The other six are ciders, fruit wines and meads. Meadery of the Rockies and Colorado Cellars both have two fruit wines selected for the case.
The complete list of winners can be found on the Colorado Wine Industry Development website here.
This year’s Governor’s Cup, the only wine competition exclusively for Colorado wines, featured 250 wines from 35 Colorado wineries and continues as a much-awaited display of the state’s steadily improving wine industry.
An observer might expect, given the state has 140-plus wineries, to see more than one-quarter of those wineries entering the state’s namesake competition.
The reasons for the lack of entrants are several, including some wineries don’t open their email to see the invitation or forget to send their entries on time.
Some wineries enter other competitions and say they can’t afford to enter another contest, although at $25 per entry, Colorado charges only a fraction of that charged by national or international wine contests.
But in truth, some winemakers simply don’t hold the state competition in high esteem.
One winemaker I recently talked to, a talented vigneron who in the past has done quite well at competitions at various levels, has quit entering the state contest.
She said it’s worth more from a marketing standpoint to enter the better-known San Francisco International Wine Competition, the largest in the U.S.
“Why waste the money to get a medal here when I can get a gold or double-gold from San Francisco?” she asked, not expecting an answer.
There are a couple of good reasons why winemakers enter competition. One is to see where they stand in relation to current levels of winemaking, an effort at making sure they “aren’t standing still,” as Parker Carlson once told me.
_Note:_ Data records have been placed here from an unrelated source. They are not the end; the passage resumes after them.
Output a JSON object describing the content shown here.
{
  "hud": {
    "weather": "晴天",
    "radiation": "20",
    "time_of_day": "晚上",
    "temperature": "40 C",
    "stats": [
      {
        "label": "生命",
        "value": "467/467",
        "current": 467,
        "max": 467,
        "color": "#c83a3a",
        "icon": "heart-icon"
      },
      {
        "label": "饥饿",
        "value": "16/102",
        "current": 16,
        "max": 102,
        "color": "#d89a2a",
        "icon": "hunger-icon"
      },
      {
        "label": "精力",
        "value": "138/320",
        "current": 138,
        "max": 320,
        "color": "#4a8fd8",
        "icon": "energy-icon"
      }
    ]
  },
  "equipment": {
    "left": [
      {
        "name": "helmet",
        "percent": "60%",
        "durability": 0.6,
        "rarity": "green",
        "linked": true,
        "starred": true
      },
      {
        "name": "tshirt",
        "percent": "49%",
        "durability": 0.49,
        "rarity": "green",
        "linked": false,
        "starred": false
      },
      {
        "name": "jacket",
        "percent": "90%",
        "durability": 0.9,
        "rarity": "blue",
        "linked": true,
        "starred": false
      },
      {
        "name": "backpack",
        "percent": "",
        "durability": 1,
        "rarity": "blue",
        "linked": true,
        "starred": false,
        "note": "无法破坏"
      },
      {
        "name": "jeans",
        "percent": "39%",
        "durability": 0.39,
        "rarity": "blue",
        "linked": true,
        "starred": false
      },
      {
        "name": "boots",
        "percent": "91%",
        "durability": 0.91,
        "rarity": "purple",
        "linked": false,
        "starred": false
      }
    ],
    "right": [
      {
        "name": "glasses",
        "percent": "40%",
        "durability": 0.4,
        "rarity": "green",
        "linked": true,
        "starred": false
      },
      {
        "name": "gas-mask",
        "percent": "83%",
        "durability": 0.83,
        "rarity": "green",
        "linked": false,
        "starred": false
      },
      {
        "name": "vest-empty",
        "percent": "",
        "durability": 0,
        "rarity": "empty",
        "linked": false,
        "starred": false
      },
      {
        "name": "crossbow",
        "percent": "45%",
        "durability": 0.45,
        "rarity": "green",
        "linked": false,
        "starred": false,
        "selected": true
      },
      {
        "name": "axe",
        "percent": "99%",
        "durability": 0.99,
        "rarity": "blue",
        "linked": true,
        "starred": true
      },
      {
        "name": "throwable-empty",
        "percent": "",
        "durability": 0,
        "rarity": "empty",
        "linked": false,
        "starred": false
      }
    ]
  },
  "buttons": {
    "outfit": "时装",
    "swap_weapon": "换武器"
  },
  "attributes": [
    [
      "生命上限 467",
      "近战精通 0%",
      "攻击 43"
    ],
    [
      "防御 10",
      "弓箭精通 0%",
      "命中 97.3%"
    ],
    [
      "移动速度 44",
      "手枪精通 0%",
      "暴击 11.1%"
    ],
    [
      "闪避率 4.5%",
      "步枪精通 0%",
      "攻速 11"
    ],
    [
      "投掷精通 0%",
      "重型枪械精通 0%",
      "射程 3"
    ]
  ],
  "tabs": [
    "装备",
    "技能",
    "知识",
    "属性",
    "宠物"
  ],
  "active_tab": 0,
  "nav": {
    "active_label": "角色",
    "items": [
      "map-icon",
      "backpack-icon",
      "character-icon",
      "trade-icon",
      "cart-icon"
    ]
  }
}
Another is to see if their taste still is true. One recognized danger facing winemakers (and wine writers) is “cellar palate,” which may happen by drinking only one’s own local wine and not picking up on incremental changes, usually bad, taking place in your wine.
A badly made wine surely will be noticed, you would think, but what if that’s how your wines taste all the time and you don’t have any comparison?
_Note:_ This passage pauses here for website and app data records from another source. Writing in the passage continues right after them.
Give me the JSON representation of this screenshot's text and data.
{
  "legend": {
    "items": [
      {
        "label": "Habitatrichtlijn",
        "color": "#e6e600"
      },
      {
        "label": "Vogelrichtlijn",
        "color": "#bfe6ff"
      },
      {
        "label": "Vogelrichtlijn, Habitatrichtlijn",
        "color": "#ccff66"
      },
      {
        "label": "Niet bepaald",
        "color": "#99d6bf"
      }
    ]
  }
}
But perhaps the leading reason to enter competitions is to give customers what they want, and they want bling.
“People like to see medals,” Carlson also said, and every winery you’ll ever visit displays a shelf or two stacked with their collection of ribbons, medallions and trophies.
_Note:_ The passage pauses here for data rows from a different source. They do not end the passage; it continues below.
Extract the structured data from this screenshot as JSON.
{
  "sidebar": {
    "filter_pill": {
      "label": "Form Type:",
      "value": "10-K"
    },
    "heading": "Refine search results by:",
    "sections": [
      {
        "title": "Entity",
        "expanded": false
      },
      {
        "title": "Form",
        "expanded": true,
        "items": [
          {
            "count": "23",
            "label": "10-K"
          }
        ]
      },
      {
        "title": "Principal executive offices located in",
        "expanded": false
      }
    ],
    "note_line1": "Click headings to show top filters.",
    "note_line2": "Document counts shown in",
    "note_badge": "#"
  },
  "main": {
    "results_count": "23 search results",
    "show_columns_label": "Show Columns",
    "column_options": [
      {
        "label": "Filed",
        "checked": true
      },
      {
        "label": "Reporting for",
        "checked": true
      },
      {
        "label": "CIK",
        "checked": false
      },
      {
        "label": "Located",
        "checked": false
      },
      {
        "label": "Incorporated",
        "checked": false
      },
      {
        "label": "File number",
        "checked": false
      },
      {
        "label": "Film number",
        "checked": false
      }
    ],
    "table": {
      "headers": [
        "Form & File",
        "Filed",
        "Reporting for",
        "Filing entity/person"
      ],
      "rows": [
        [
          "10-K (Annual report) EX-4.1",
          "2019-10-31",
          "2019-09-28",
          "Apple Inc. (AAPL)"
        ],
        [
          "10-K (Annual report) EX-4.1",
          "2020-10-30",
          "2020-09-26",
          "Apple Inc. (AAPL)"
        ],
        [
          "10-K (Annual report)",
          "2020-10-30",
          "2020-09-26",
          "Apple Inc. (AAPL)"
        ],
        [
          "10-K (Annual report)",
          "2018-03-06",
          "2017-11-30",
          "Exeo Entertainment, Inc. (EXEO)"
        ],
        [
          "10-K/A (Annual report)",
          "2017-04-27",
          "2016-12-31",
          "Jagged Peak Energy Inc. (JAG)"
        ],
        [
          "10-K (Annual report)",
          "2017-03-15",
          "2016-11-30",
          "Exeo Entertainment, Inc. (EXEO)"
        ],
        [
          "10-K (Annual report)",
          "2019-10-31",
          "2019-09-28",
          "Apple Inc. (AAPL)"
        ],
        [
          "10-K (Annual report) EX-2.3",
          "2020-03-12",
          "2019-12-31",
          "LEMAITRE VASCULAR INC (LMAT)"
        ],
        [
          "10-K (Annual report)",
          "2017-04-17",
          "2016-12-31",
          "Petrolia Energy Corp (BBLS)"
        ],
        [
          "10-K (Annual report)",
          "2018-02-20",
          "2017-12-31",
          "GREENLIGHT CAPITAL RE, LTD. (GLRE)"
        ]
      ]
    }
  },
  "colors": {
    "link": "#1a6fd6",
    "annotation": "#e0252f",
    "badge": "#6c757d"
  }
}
Who can blame them? Not only is it impressive looking but it also makes great copy for your blog or FaceBook page.
However, I doubt most casual tourists – to whom go a majority of Colorado wine sales – have the time, knowledge or eyesight to differentiate between the San Francisco competition, the International Eastern and the Colorado Governor’s Cup.
I’m not saying there aren’t people who know the difference, but there also are people who can tell a Pinot Gris from a Pinot Blanc.
There’s much more to this story.